_EXERCISE_. Pick out the lines in the listing below that contain the word "Napauta" and copy them.

_INFORMATION PROVIDED_.
§
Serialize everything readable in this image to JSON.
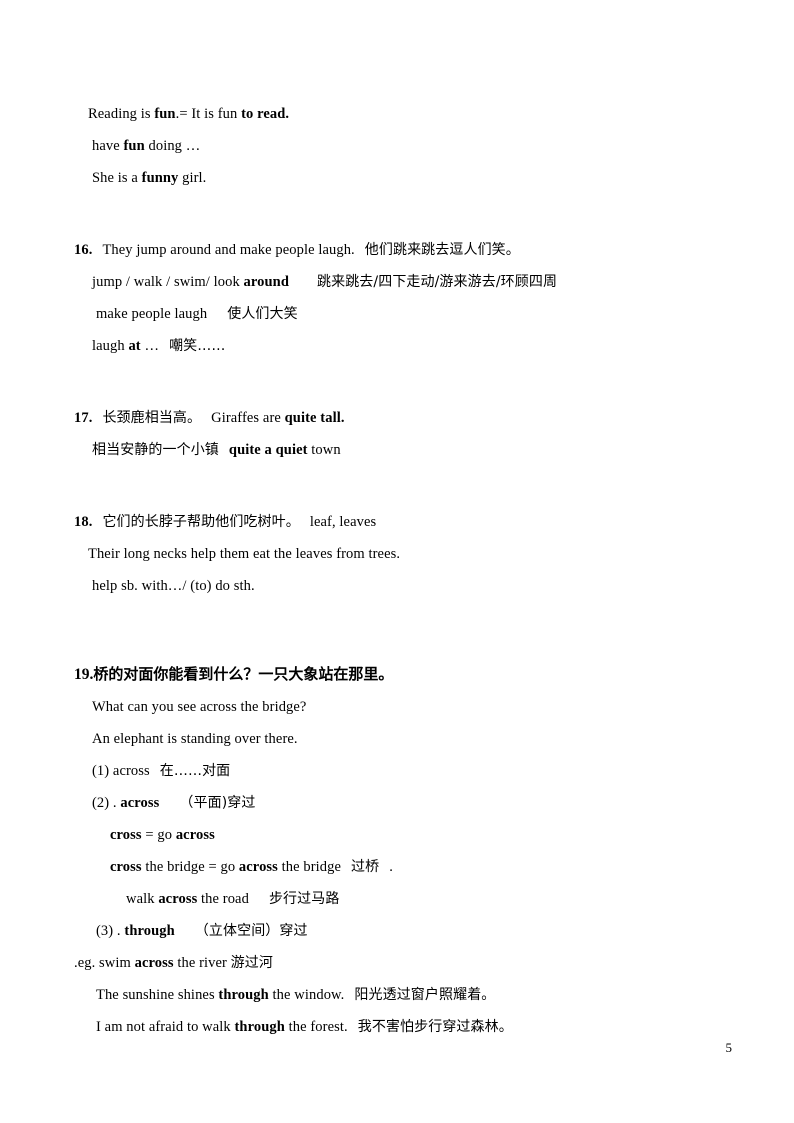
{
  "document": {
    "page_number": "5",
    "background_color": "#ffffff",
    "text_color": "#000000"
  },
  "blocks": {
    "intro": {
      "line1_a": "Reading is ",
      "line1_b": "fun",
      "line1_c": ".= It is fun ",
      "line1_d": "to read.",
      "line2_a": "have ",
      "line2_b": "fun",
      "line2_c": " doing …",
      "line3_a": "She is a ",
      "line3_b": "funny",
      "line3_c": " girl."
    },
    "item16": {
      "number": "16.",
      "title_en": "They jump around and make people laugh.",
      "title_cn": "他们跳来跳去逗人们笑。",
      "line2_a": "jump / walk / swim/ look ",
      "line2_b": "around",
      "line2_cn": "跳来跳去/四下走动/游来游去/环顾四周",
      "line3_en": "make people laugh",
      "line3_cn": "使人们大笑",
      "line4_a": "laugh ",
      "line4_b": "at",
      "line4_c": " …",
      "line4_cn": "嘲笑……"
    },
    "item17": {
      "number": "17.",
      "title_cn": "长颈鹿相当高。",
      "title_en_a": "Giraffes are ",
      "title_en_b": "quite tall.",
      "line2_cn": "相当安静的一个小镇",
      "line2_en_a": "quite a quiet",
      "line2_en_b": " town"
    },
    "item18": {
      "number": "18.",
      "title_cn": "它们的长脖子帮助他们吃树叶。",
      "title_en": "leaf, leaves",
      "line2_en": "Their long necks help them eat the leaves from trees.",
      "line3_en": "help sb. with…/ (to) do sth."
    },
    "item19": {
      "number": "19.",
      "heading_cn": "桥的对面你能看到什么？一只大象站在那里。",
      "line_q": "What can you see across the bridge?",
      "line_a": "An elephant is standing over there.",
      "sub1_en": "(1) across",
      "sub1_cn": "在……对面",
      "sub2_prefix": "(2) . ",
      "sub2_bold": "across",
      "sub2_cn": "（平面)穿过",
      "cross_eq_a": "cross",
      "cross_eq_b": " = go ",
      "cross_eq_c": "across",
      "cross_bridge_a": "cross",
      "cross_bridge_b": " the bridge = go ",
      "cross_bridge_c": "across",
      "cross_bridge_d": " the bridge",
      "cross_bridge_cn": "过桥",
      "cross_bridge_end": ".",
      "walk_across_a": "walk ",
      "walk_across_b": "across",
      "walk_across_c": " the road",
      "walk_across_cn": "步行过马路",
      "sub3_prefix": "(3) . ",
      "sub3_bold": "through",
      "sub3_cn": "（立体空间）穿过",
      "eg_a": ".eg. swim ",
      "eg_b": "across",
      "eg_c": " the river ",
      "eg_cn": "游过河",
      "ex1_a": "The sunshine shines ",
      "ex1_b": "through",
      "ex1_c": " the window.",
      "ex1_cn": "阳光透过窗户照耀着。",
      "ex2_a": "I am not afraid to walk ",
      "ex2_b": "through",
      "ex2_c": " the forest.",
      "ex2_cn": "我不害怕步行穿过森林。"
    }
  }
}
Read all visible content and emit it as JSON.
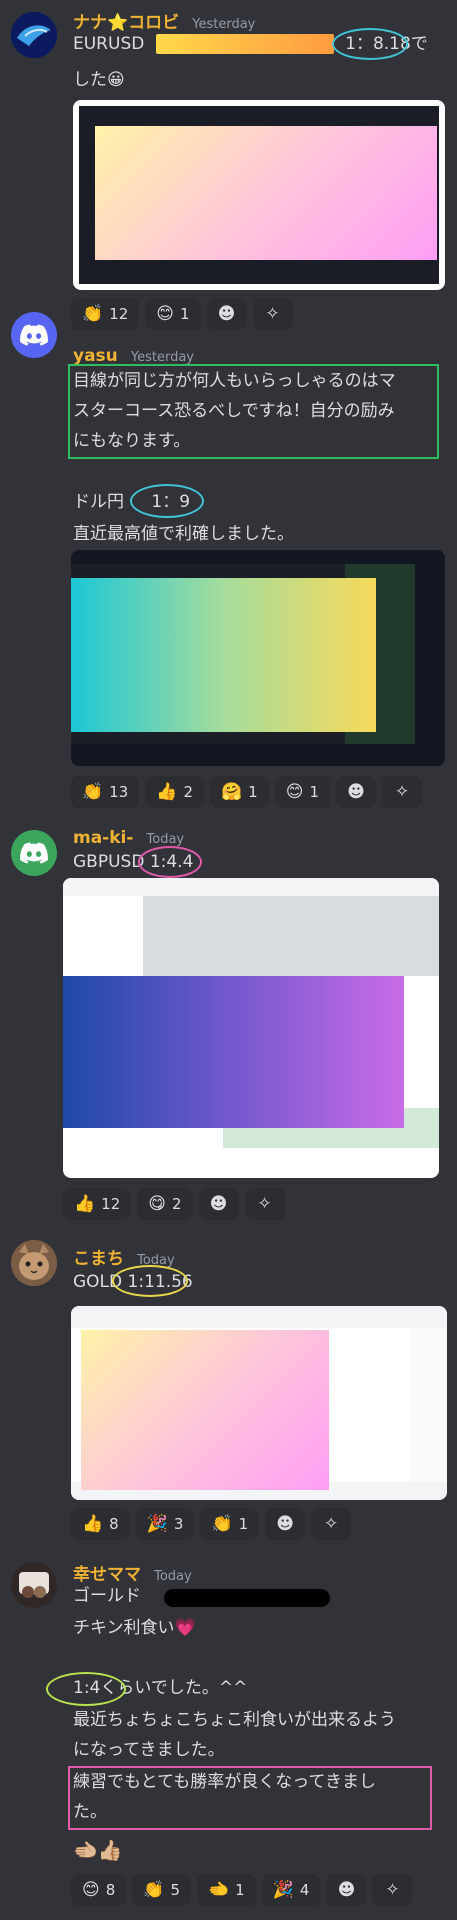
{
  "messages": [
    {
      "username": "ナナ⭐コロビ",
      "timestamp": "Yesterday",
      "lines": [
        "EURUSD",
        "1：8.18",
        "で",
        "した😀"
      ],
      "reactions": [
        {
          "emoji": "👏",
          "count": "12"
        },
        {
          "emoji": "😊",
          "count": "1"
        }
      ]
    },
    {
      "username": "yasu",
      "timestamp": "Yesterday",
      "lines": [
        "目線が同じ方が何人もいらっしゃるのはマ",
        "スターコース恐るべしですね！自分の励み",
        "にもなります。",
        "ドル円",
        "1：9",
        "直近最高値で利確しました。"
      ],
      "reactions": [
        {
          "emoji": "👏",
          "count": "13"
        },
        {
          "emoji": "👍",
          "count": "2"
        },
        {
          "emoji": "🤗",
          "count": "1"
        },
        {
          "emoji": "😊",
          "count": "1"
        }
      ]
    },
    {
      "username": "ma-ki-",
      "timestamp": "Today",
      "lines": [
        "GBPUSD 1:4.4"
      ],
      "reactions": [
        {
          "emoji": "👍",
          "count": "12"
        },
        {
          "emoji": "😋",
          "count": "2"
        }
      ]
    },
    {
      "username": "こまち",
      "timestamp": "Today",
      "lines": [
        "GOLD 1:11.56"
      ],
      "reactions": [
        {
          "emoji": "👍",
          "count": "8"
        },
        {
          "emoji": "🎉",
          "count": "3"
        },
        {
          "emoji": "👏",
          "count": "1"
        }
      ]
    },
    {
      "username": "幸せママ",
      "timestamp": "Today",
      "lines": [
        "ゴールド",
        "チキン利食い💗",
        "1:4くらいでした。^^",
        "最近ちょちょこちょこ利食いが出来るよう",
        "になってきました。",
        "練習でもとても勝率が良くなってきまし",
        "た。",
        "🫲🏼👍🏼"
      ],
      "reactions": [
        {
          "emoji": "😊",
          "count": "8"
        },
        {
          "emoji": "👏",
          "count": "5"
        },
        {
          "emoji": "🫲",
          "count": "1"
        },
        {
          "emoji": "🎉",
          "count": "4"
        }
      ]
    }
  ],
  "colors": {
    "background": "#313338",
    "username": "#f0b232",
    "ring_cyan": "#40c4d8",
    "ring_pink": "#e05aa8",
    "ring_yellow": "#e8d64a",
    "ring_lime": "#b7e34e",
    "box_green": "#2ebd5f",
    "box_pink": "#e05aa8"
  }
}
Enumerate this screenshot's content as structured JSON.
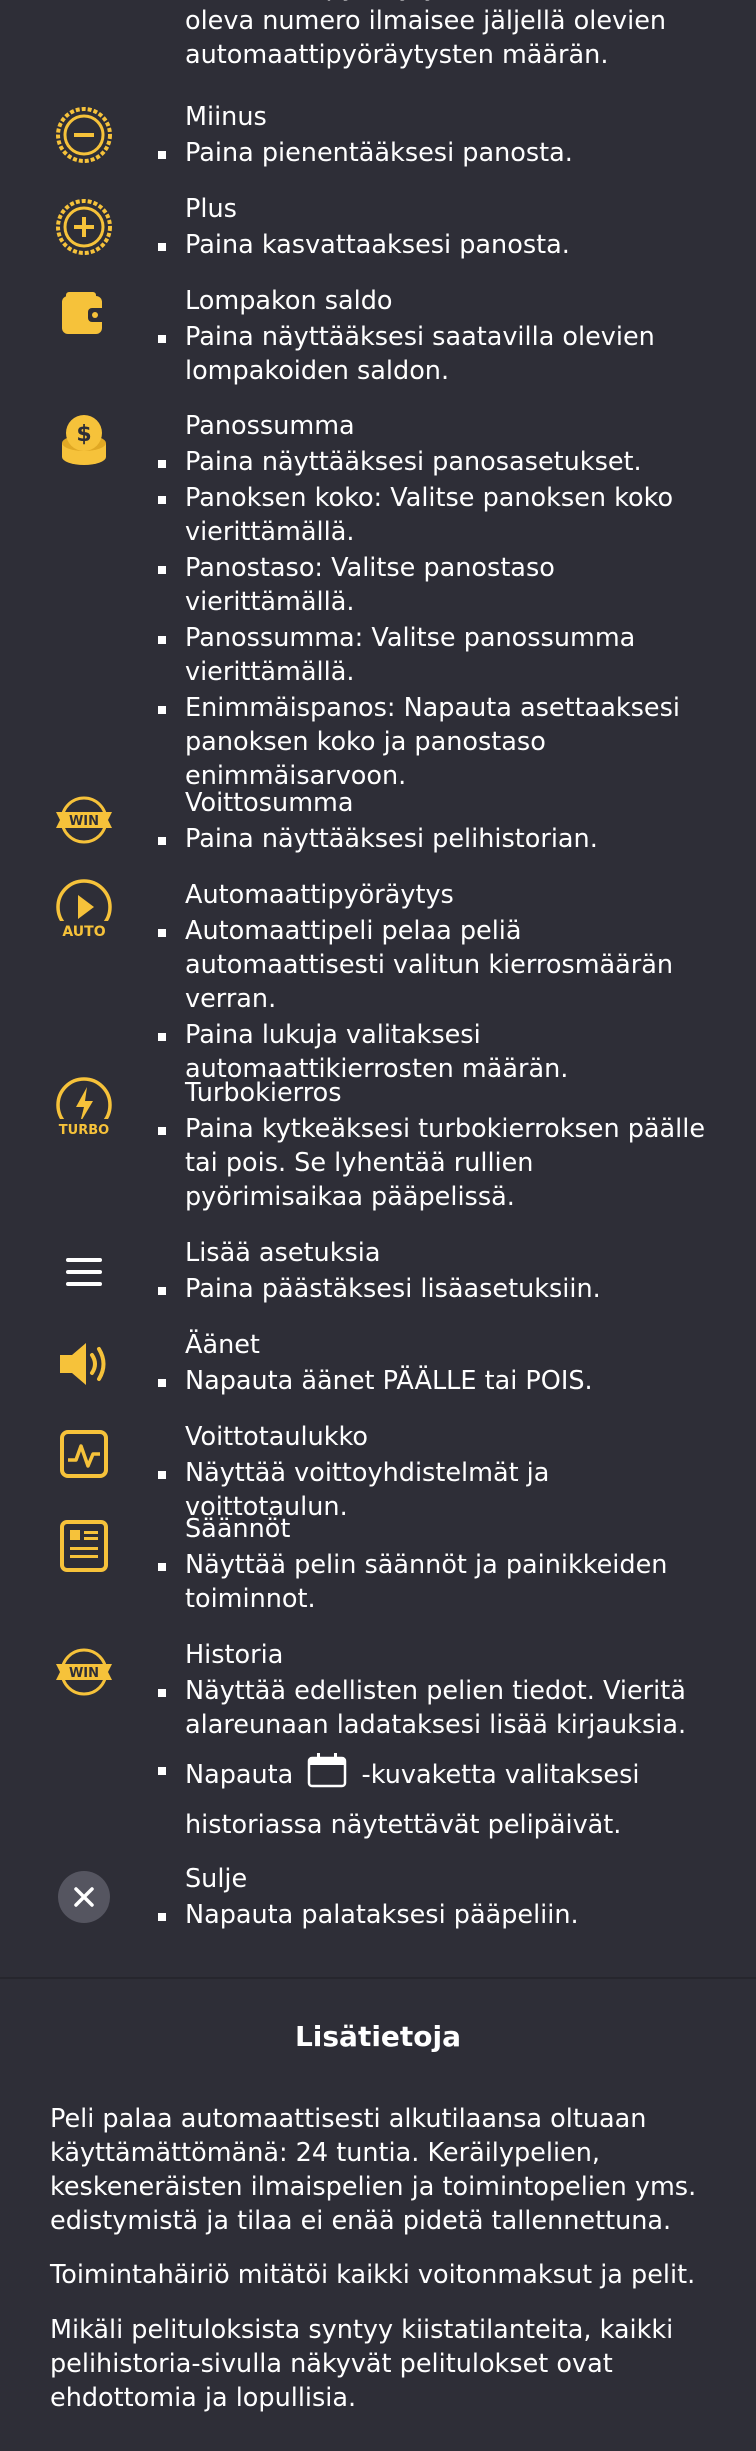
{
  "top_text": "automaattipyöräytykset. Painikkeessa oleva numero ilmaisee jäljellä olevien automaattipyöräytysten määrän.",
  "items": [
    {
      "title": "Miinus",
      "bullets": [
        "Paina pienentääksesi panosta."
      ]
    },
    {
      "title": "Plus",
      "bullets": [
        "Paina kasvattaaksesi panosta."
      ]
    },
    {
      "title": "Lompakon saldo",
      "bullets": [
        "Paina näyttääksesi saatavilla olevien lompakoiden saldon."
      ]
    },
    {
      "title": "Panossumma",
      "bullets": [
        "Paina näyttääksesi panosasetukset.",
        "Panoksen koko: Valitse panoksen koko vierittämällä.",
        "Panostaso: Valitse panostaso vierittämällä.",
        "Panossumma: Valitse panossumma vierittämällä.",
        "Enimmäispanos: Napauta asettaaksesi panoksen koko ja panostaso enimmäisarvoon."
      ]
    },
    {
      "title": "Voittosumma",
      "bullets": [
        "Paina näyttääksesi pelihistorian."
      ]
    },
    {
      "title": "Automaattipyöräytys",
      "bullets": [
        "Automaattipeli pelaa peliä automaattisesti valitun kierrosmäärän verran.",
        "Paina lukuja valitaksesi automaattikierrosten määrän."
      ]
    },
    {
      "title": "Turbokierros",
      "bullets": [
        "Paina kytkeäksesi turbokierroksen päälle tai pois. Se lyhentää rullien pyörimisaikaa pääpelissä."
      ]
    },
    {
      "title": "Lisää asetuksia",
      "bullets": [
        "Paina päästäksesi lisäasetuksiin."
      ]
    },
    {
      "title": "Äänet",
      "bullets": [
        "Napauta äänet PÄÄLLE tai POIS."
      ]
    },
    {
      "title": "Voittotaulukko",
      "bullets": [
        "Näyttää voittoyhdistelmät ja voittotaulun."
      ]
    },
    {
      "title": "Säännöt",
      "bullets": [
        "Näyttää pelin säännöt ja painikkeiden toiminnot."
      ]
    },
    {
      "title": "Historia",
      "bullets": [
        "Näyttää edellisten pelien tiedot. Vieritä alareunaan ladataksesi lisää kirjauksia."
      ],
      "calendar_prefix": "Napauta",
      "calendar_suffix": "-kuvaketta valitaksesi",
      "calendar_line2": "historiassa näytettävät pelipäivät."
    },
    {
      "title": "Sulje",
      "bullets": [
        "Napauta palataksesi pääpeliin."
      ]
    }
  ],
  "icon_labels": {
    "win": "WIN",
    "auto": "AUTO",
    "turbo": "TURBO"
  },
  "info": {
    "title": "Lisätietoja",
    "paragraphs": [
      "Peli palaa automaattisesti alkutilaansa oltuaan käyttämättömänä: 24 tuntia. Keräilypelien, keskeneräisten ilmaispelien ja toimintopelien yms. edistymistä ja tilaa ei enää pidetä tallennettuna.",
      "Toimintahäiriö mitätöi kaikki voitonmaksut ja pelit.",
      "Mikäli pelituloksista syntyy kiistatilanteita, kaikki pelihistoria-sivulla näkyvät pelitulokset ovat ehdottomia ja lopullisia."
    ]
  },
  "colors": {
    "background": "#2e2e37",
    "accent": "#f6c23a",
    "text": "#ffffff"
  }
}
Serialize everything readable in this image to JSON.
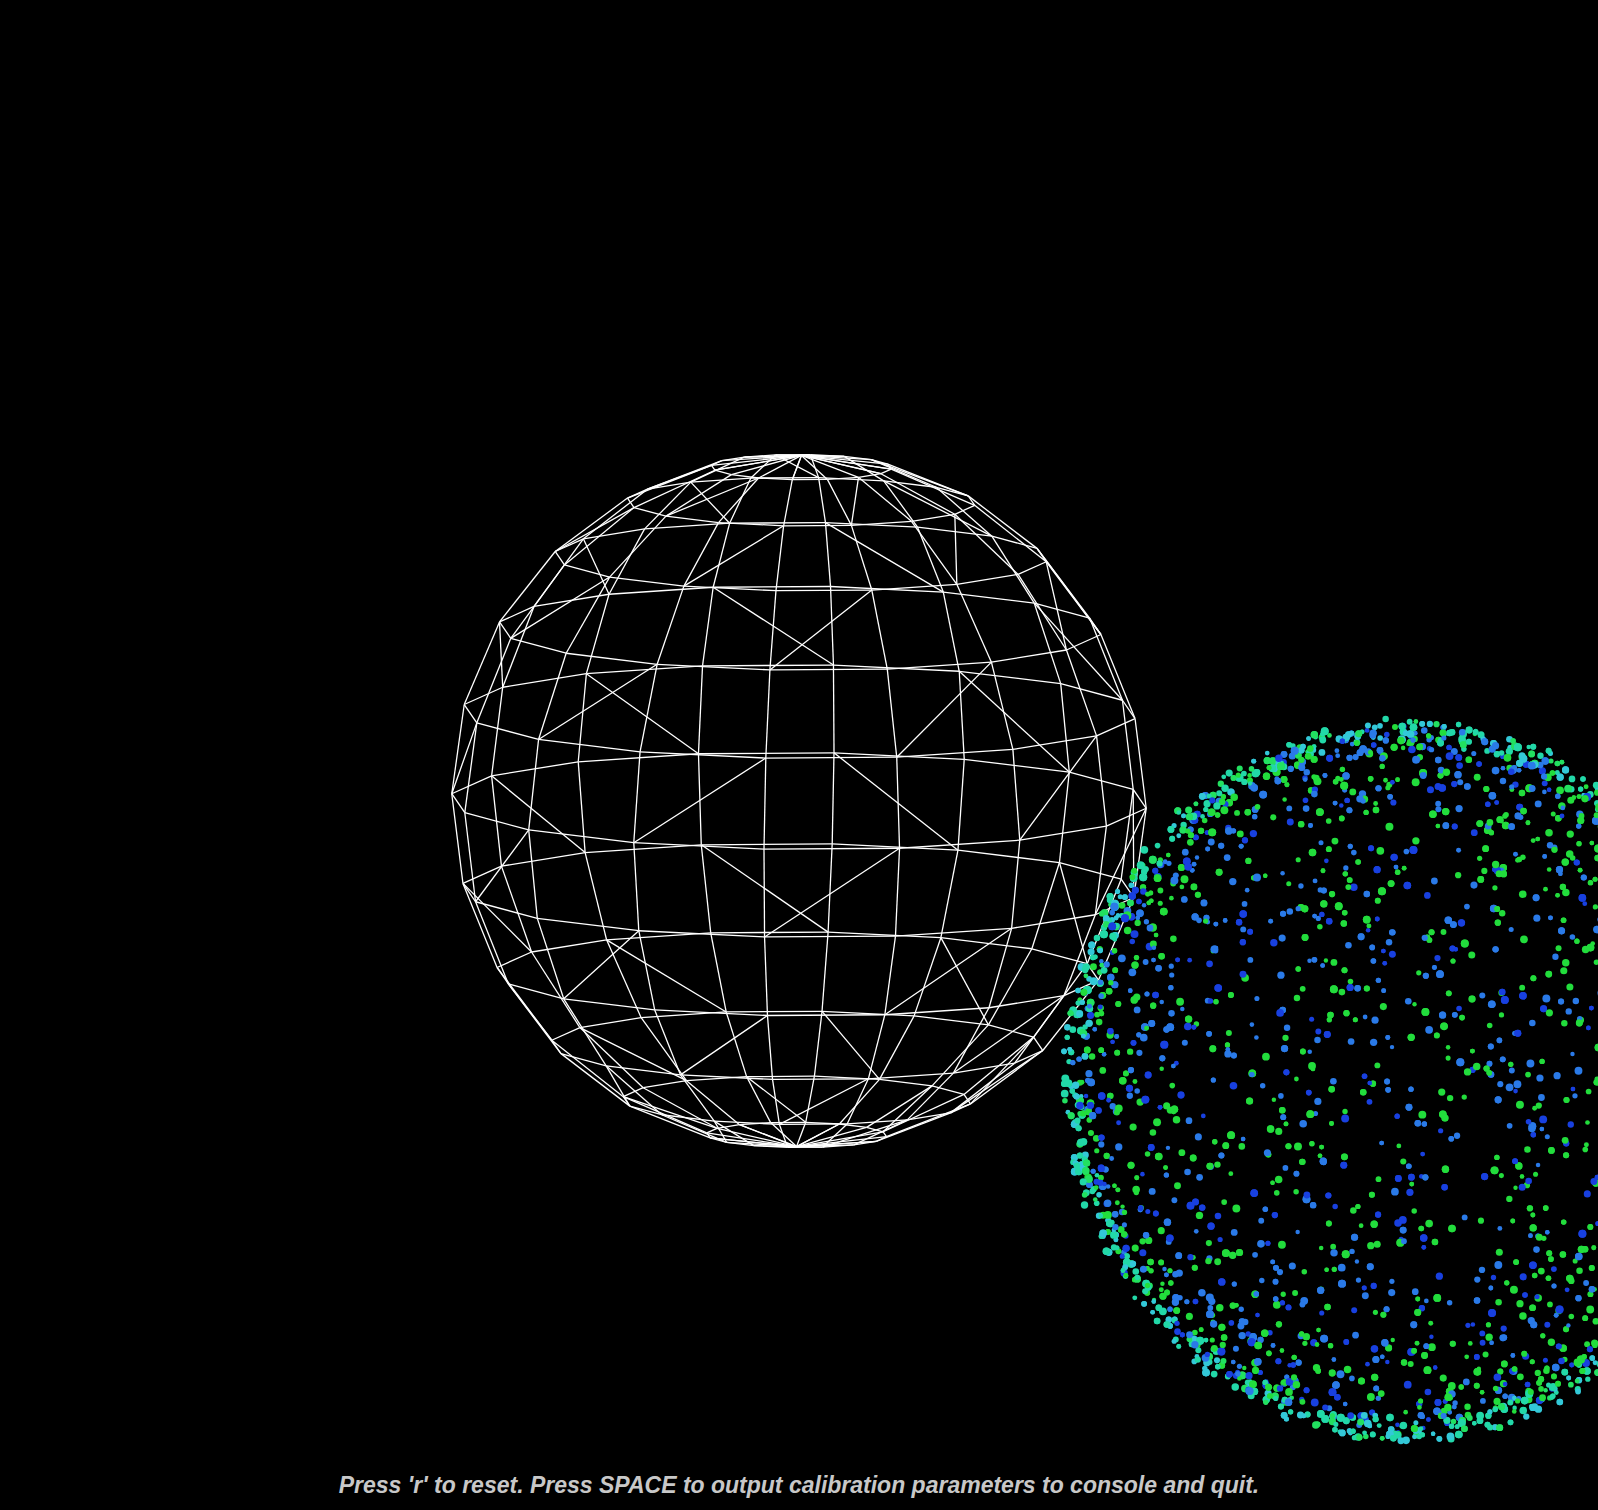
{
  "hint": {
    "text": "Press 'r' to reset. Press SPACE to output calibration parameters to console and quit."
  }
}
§
_SOLUTION TO THIS EXERCISE_.
        "Enimmäispanos: Napauta asettaaksesi panoksen koko ja panostaso enimmäisarvoon."
        "Napauta äänet PÄÄLLE tai POIS."
      "calendar_prefix": "Napauta",
        "Napauta palataksesi pääpeliin."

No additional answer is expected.